SOURCE MATERIAL Start Marker

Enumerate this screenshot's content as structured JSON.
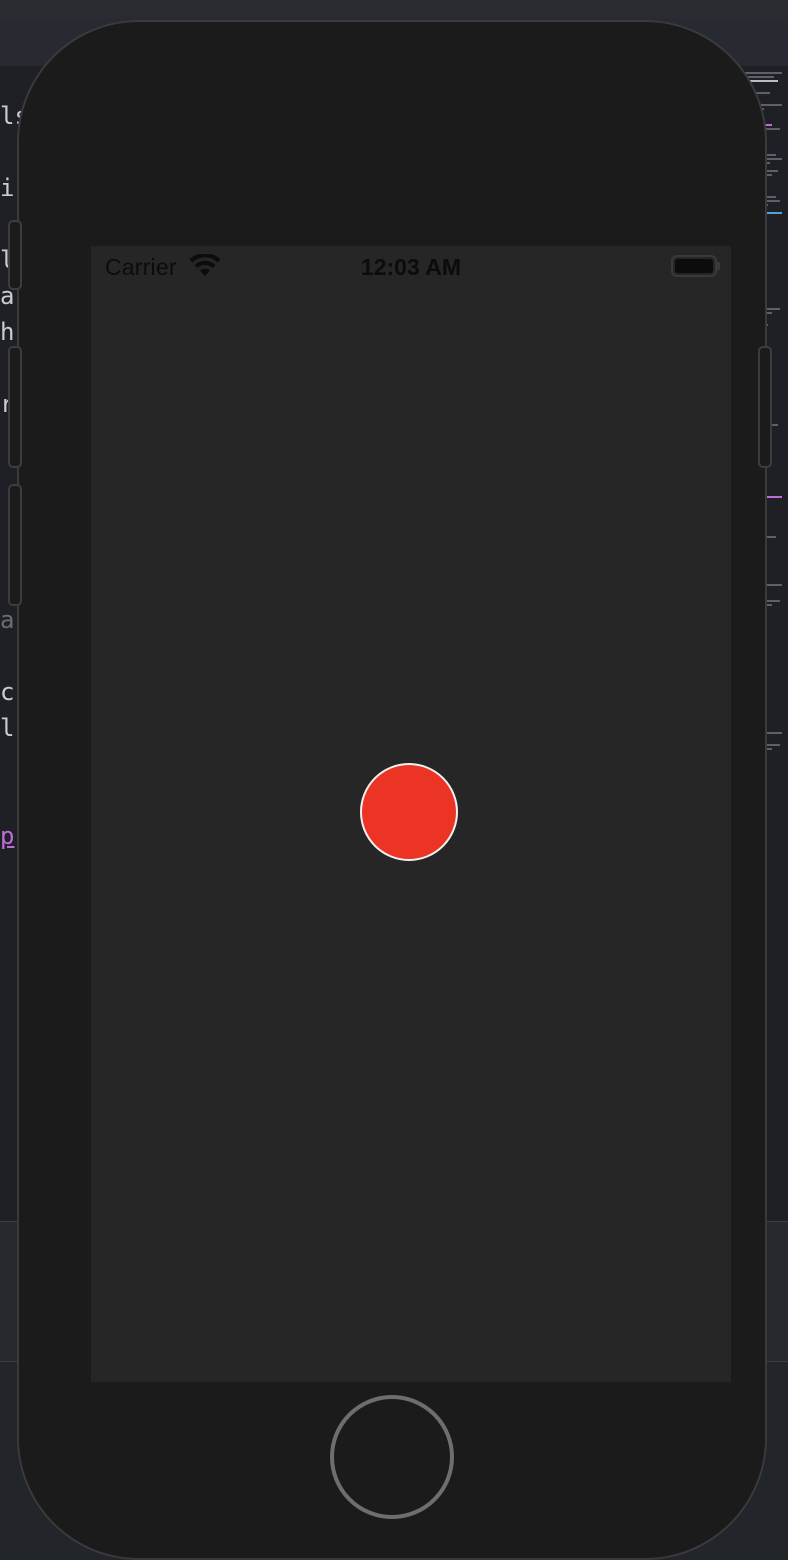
{
  "status_bar": {
    "carrier": "Carrier",
    "time": "12:03 AM",
    "wifi_icon": "wifi-icon",
    "battery_icon": "battery-icon"
  },
  "main": {
    "record_button_color": "#ec3424"
  },
  "background_code_fragments": [
    "ls",
    "i",
    "l",
    "a",
    "h",
    "r",
    "a",
    "c",
    "l",
    "p"
  ],
  "colors": {
    "screen_background": "#262626",
    "device_body": "#1b1b1c",
    "record_red": "#ec3424"
  }
}
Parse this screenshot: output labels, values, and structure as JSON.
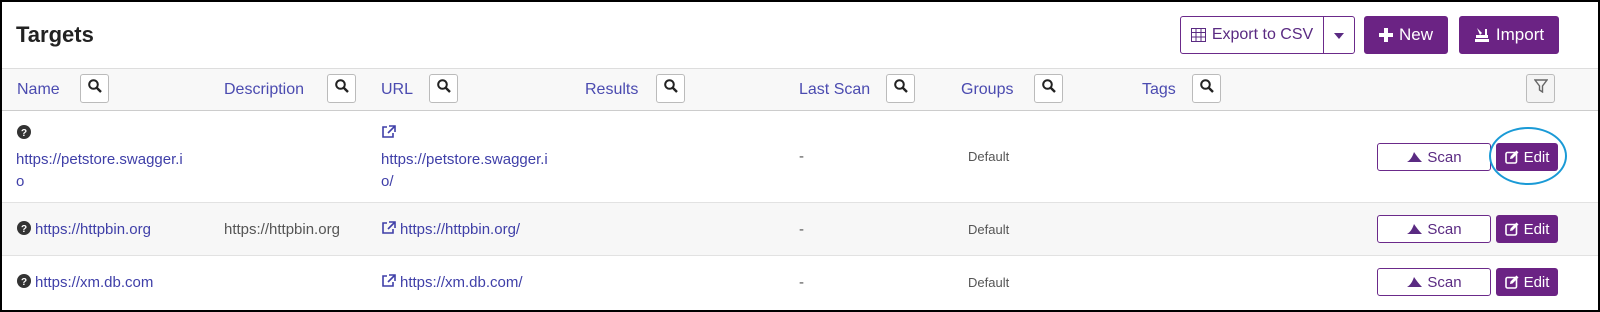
{
  "page": {
    "title": "Targets"
  },
  "toolbar": {
    "export_label": "Export to CSV",
    "new_label": "New",
    "import_label": "Import"
  },
  "columns": {
    "name": "Name",
    "description": "Description",
    "url": "URL",
    "results": "Results",
    "last_scan": "Last Scan",
    "groups": "Groups",
    "tags": "Tags"
  },
  "rows": [
    {
      "name_line1": "https://petstore.swagger.i",
      "name_line2": "o",
      "description": "",
      "url_line1": "https://petstore.swagger.i",
      "url_line2": "o/",
      "last_scan": "-",
      "group": "Default",
      "scan_label": "Scan",
      "edit_label": "Edit"
    },
    {
      "name": "https://httpbin.org",
      "description": "https://httpbin.org",
      "url": "https://httpbin.org/",
      "last_scan": "-",
      "group": "Default",
      "scan_label": "Scan",
      "edit_label": "Edit"
    },
    {
      "name": "https://xm.db.com",
      "description": "",
      "url": "https://xm.db.com/",
      "last_scan": "-",
      "group": "Default",
      "scan_label": "Scan",
      "edit_label": "Edit"
    }
  ],
  "colors": {
    "accent": "#6b2384",
    "link": "#3f3fa8",
    "highlight": "#1a9ad6"
  }
}
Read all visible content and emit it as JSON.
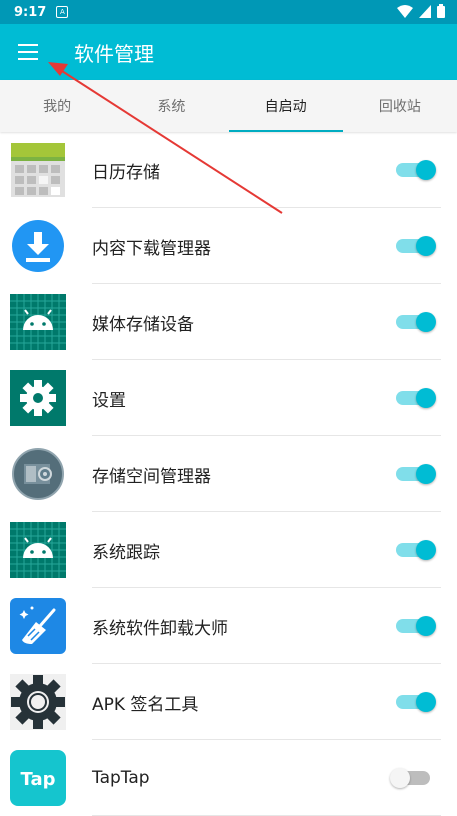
{
  "status_bar": {
    "time": "9:17",
    "notification_glyph": "A"
  },
  "app_bar": {
    "title": "软件管理"
  },
  "tabs": [
    {
      "label": "我的",
      "active": false
    },
    {
      "label": "系统",
      "active": false
    },
    {
      "label": "自启动",
      "active": true
    },
    {
      "label": "回收站",
      "active": false
    }
  ],
  "apps": [
    {
      "name": "日历存储",
      "enabled": true,
      "icon": "calendar-icon"
    },
    {
      "name": "内容下载管理器",
      "enabled": true,
      "icon": "download-icon"
    },
    {
      "name": "媒体存储设备",
      "enabled": true,
      "icon": "android-icon"
    },
    {
      "name": "设置",
      "enabled": true,
      "icon": "gear-icon"
    },
    {
      "name": "存储空间管理器",
      "enabled": true,
      "icon": "storage-icon"
    },
    {
      "name": "系统跟踪",
      "enabled": true,
      "icon": "android-icon"
    },
    {
      "name": "系统软件卸载大师",
      "enabled": true,
      "icon": "broom-icon"
    },
    {
      "name": "APK 签名工具",
      "enabled": true,
      "icon": "cog-icon"
    },
    {
      "name": "TapTap",
      "enabled": false,
      "icon": "taptap-icon"
    }
  ],
  "taptap_logo_text": "Tap",
  "colors": {
    "accent": "#00bcd4",
    "status_bar": "#0098b6",
    "arrow": "#e53935"
  }
}
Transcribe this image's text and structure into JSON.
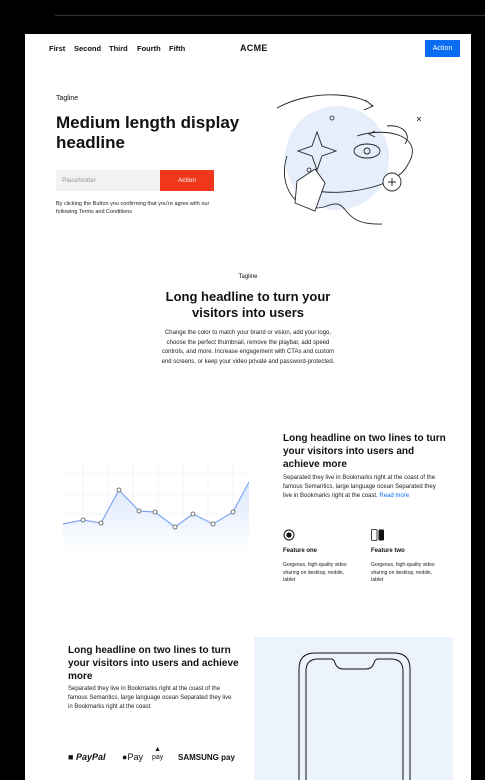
{
  "nav": {
    "links": [
      "First",
      "Second",
      "Third",
      "Fourth",
      "Fifth"
    ],
    "brand": "ACME",
    "action_label": "Action"
  },
  "hero": {
    "tagline": "Tagline",
    "title": "Medium length display headline",
    "input_placeholder": "Placeholder",
    "action_label": "Action",
    "terms": "By clicking the Button you confirming that you're agree with our following Terms and Conditions"
  },
  "section2": {
    "tagline": "Tagline",
    "title": "Long headline to turn your visitors into users",
    "body": "Change the color to match your brand or vision, add your logo, choose the perfect thumbnail, remove the playbar, add speed controls, and more. Increase engagement with CTAs and custom end screens, or keep your video private and password-protected."
  },
  "section3": {
    "title": "Long headline on two lines to turn your visitors into users and achieve more",
    "body": "Separated they live in Bookmarks right at the coast of the famous Semantics, large language ocean Separated they live in Bookmarks right at the coast.",
    "read_more": "Read more",
    "features": [
      {
        "title": "Feature one",
        "desc": "Gorgeous, high-quality video sharing on desktop, mobile, tablet",
        "icon": "target-icon"
      },
      {
        "title": "Feature two",
        "desc": "Gorgeous, high-quality video sharing on desktop, mobile, tablet",
        "icon": "toggle-icon"
      }
    ]
  },
  "section4": {
    "title": "Long headline on two lines to turn your visitors into users and achieve more",
    "body": "Separated they live in Bookmarks right at the coast of the famous Semantics, large language ocean Separated they live in Bookmarks right at the coast",
    "payments": [
      "PayPal",
      "Pay",
      "pay",
      "SAMSUNG pay"
    ]
  },
  "colors": {
    "nav_action": "#0a6cf0",
    "hero_action": "#f0371d",
    "link": "#0a6cf0",
    "panel_bg": "#edf3fd",
    "chart_line": "#7fa8f0"
  }
}
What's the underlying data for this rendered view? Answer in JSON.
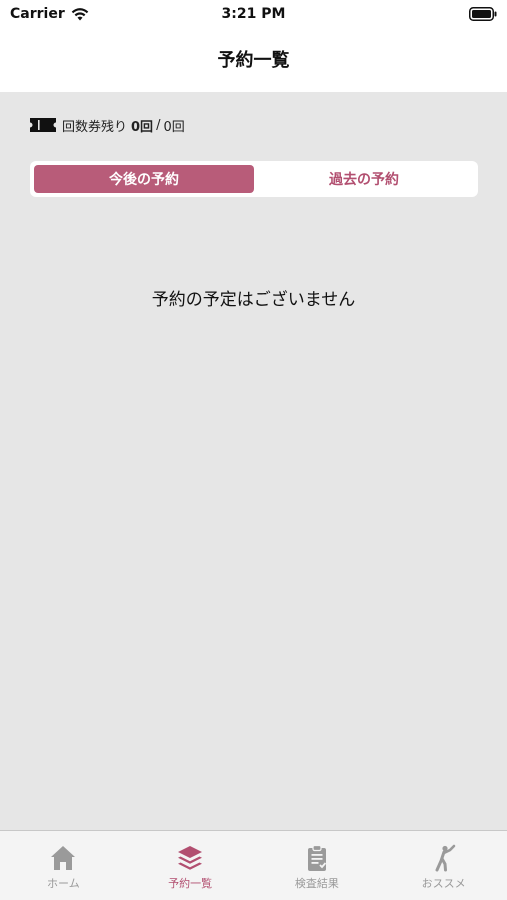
{
  "status_bar": {
    "carrier": "Carrier",
    "time": "3:21 PM"
  },
  "nav": {
    "title": "予約一覧"
  },
  "tickets": {
    "label": "回数券残り",
    "remaining": "0回",
    "separator": "/",
    "total": "0回"
  },
  "segments": {
    "upcoming": "今後の予約",
    "past": "過去の予約",
    "selected": "upcoming"
  },
  "empty_message": "予約の予定はございません",
  "tab_bar": {
    "items": [
      {
        "label": "ホーム",
        "icon": "home-icon",
        "active": false
      },
      {
        "label": "予約一覧",
        "icon": "layers-icon",
        "active": true
      },
      {
        "label": "検査結果",
        "icon": "clipboard-icon",
        "active": false
      },
      {
        "label": "おススメ",
        "icon": "stretching-person-icon",
        "active": false
      }
    ]
  },
  "colors": {
    "accent": "#b24f70",
    "accent_fill": "#b85c79",
    "inactive_tab": "#9a9a9a",
    "background": "#e6e6e6"
  }
}
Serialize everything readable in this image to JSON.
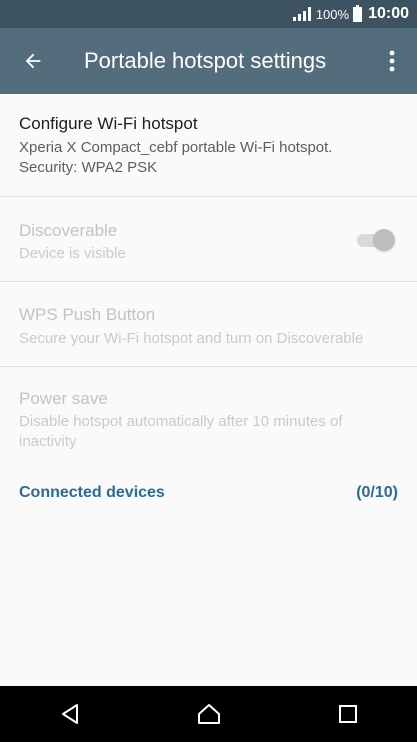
{
  "status_bar": {
    "battery_percent": "100%",
    "time": "10:00"
  },
  "app_bar": {
    "title": "Portable hotspot settings",
    "back_icon": "arrow-back-icon",
    "more_icon": "more-vert-icon"
  },
  "settings": {
    "configure": {
      "title": "Configure Wi-Fi hotspot",
      "summary_line1": "Xperia X Compact_cebf portable Wi-Fi hotspot.",
      "summary_line2": "Security: WPA2 PSK"
    },
    "discoverable": {
      "title": "Discoverable",
      "summary": "Device is visible",
      "enabled": false,
      "checked": true
    },
    "wps": {
      "title": "WPS Push Button",
      "summary": "Secure your Wi-Fi hotspot and turn on Discoverable"
    },
    "power_save": {
      "title": "Power save",
      "summary": "Disable hotspot automatically after 10 minutes of inactivity"
    }
  },
  "connected_devices": {
    "label": "Connected devices",
    "count": "(0/10)"
  },
  "colors": {
    "status_bar": "#3d5361",
    "app_bar": "#536d7d",
    "accent": "#2e6b8f"
  },
  "nav_bar": {
    "back_icon": "triangle-back-icon",
    "home_icon": "home-icon",
    "recents_icon": "square-recents-icon"
  }
}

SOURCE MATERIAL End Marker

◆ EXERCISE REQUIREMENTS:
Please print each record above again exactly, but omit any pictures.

◆ TASK ANSWER:
Enumerate this screenshot's content as structured JSON.
{
  "status_bar": {
    "carrier": "Carrier",
    "time": "12:03 AM",
    "wifi_icon": "wifi-icon",
    "battery_icon": "battery-icon"
  },
  "main": {
    "record_button_color": "#ec3424"
  },
  "background_code_fragments": [
    "ls",
    "i",
    "l",
    "a",
    "h",
    "r",
    "a",
    "c",
    "l",
    "p"
  ],
  "colors": {
    "screen_background": "#262626",
    "device_body": "#1b1b1c",
    "record_red": "#ec3424"
  }
}
Parse this screenshot: output labels, values, and structure as JSON.
{
  "page": {
    "title": "Targets"
  },
  "toolbar": {
    "export_label": "Export to CSV",
    "new_label": "New",
    "import_label": "Import"
  },
  "columns": {
    "name": "Name",
    "description": "Description",
    "url": "URL",
    "results": "Results",
    "last_scan": "Last Scan",
    "groups": "Groups",
    "tags": "Tags"
  },
  "rows": [
    {
      "name_line1": "https://petstore.swagger.i",
      "name_line2": "o",
      "description": "",
      "url_line1": "https://petstore.swagger.i",
      "url_line2": "o/",
      "last_scan": "-",
      "group": "Default",
      "scan_label": "Scan",
      "edit_label": "Edit"
    },
    {
      "name": "https://httpbin.org",
      "description": "https://httpbin.org",
      "url": "https://httpbin.org/",
      "last_scan": "-",
      "group": "Default",
      "scan_label": "Scan",
      "edit_label": "Edit"
    },
    {
      "name": "https://xm.db.com",
      "description": "",
      "url": "https://xm.db.com/",
      "last_scan": "-",
      "group": "Default",
      "scan_label": "Scan",
      "edit_label": "Edit"
    }
  ],
  "colors": {
    "accent": "#6b2384",
    "link": "#3f3fa8",
    "highlight": "#1a9ad6"
  }
}
Read all visible content and emit it as JSON.
{
  "status_bar": {
    "time": "9:17",
    "notification_glyph": "A"
  },
  "app_bar": {
    "title": "软件管理"
  },
  "tabs": [
    {
      "label": "我的",
      "active": false
    },
    {
      "label": "系统",
      "active": false
    },
    {
      "label": "自启动",
      "active": true
    },
    {
      "label": "回收站",
      "active": false
    }
  ],
  "apps": [
    {
      "name": "日历存储",
      "enabled": true,
      "icon": "calendar-icon"
    },
    {
      "name": "内容下载管理器",
      "enabled": true,
      "icon": "download-icon"
    },
    {
      "name": "媒体存储设备",
      "enabled": true,
      "icon": "android-icon"
    },
    {
      "name": "设置",
      "enabled": true,
      "icon": "gear-icon"
    },
    {
      "name": "存储空间管理器",
      "enabled": true,
      "icon": "storage-icon"
    },
    {
      "name": "系统跟踪",
      "enabled": true,
      "icon": "android-icon"
    },
    {
      "name": "系统软件卸载大师",
      "enabled": true,
      "icon": "broom-icon"
    },
    {
      "name": "APK 签名工具",
      "enabled": true,
      "icon": "cog-icon"
    },
    {
      "name": "TapTap",
      "enabled": false,
      "icon": "taptap-icon"
    }
  ],
  "taptap_logo_text": "Tap",
  "colors": {
    "accent": "#00bcd4",
    "status_bar": "#0098b6",
    "arrow": "#e53935"
  }
}
Transcribe this image's text and structure into JSON.
{
  "nav": {
    "links": [
      "First",
      "Second",
      "Third",
      "Fourth",
      "Fifth"
    ],
    "brand": "ACME",
    "action_label": "Action"
  },
  "hero": {
    "tagline": "Tagline",
    "title": "Medium length display headline",
    "input_placeholder": "Placeholder",
    "action_label": "Action",
    "terms": "By clicking the Button you confirming that you're agree with our following Terms and Conditions"
  },
  "section2": {
    "tagline": "Tagline",
    "title": "Long headline to turn your visitors into users",
    "body": "Change the color to match your brand or vision, add your logo, choose the perfect thumbnail, remove the playbar, add speed controls, and more. Increase engagement with CTAs and custom end screens, or keep your video private and password-protected."
  },
  "section3": {
    "title": "Long headline on two lines to turn your visitors into users and achieve more",
    "body": "Separated they live in Bookmarks right at the coast of the famous Semantics, large language ocean Separated they live in Bookmarks right at the coast.",
    "read_more": "Read more",
    "features": [
      {
        "title": "Feature one",
        "desc": "Gorgeous, high-quality video sharing on desktop, mobile, tablet",
        "icon": "target-icon"
      },
      {
        "title": "Feature two",
        "desc": "Gorgeous, high-quality video sharing on desktop, mobile, tablet",
        "icon": "toggle-icon"
      }
    ]
  },
  "section4": {
    "title": "Long headline on two lines to turn your visitors into users and achieve more",
    "body": "Separated they live in Bookmarks right at the coast of the famous Semantics, large language ocean Separated they live in Bookmarks right at the coast",
    "payments": [
      "PayPal",
      "Pay",
      "pay",
      "SAMSUNG pay"
    ]
  },
  "colors": {
    "nav_action": "#0a6cf0",
    "hero_action": "#f0371d",
    "link": "#0a6cf0",
    "panel_bg": "#edf3fd",
    "chart_line": "#7fa8f0"
  }
}
What's the underlying data for this rendered view? Answer in JSON.
{
  "status_bar": {
    "carrier": "Carrier",
    "time": "3:21 PM"
  },
  "nav": {
    "title": "予約一覧"
  },
  "tickets": {
    "label": "回数券残り",
    "remaining": "0回",
    "separator": "/",
    "total": "0回"
  },
  "segments": {
    "upcoming": "今後の予約",
    "past": "過去の予約",
    "selected": "upcoming"
  },
  "empty_message": "予約の予定はございません",
  "tab_bar": {
    "items": [
      {
        "label": "ホーム",
        "icon": "home-icon",
        "active": false
      },
      {
        "label": "予約一覧",
        "icon": "layers-icon",
        "active": true
      },
      {
        "label": "検査結果",
        "icon": "clipboard-icon",
        "active": false
      },
      {
        "label": "おススメ",
        "icon": "stretching-person-icon",
        "active": false
      }
    ]
  },
  "colors": {
    "accent": "#b24f70",
    "accent_fill": "#b85c79",
    "inactive_tab": "#9a9a9a",
    "background": "#e6e6e6"
  }
}
Serialize everything readable in this image to JSON.
{
  "status_bar": {
    "battery_percent": "100%",
    "time": "10:00"
  },
  "app_bar": {
    "title": "Portable hotspot settings",
    "back_icon": "arrow-back-icon",
    "more_icon": "more-vert-icon"
  },
  "settings": {
    "configure": {
      "title": "Configure Wi-Fi hotspot",
      "summary_line1": "Xperia X Compact_cebf portable Wi-Fi hotspot.",
      "summary_line2": "Security: WPA2 PSK"
    },
    "discoverable": {
      "title": "Discoverable",
      "summary": "Device is visible",
      "enabled": false,
      "checked": true
    },
    "wps": {
      "title": "WPS Push Button",
      "summary": "Secure your Wi-Fi hotspot and turn on Discoverable"
    },
    "power_save": {
      "title": "Power save",
      "summary": "Disable hotspot automatically after 10 minutes of inactivity"
    }
  },
  "connected_devices": {
    "label": "Connected devices",
    "count": "(0/10)"
  },
  "colors": {
    "status_bar": "#3d5361",
    "app_bar": "#536d7d",
    "accent": "#2e6b8f"
  },
  "nav_bar": {
    "back_icon": "triangle-back-icon",
    "home_icon": "home-icon",
    "recents_icon": "square-recents-icon"
  }
}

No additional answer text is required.